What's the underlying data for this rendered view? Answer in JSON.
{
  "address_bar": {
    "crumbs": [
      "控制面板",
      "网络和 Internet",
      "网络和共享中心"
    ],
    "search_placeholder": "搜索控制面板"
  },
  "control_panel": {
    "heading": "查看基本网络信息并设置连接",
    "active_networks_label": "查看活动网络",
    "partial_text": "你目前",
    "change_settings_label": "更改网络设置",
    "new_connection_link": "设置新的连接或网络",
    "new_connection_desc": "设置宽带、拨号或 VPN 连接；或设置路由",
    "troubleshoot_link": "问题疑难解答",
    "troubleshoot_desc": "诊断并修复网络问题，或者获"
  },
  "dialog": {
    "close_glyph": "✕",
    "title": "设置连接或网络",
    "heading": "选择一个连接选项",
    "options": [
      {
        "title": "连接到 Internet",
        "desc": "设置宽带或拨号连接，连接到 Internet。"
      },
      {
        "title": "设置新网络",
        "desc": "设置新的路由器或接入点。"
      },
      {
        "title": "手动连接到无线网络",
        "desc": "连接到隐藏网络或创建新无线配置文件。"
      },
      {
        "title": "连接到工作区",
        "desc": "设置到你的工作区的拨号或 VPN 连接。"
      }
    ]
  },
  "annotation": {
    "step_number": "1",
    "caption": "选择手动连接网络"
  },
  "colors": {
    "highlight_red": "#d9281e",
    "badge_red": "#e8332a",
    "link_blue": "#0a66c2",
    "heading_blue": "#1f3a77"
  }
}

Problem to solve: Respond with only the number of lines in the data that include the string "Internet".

Worked solution: 3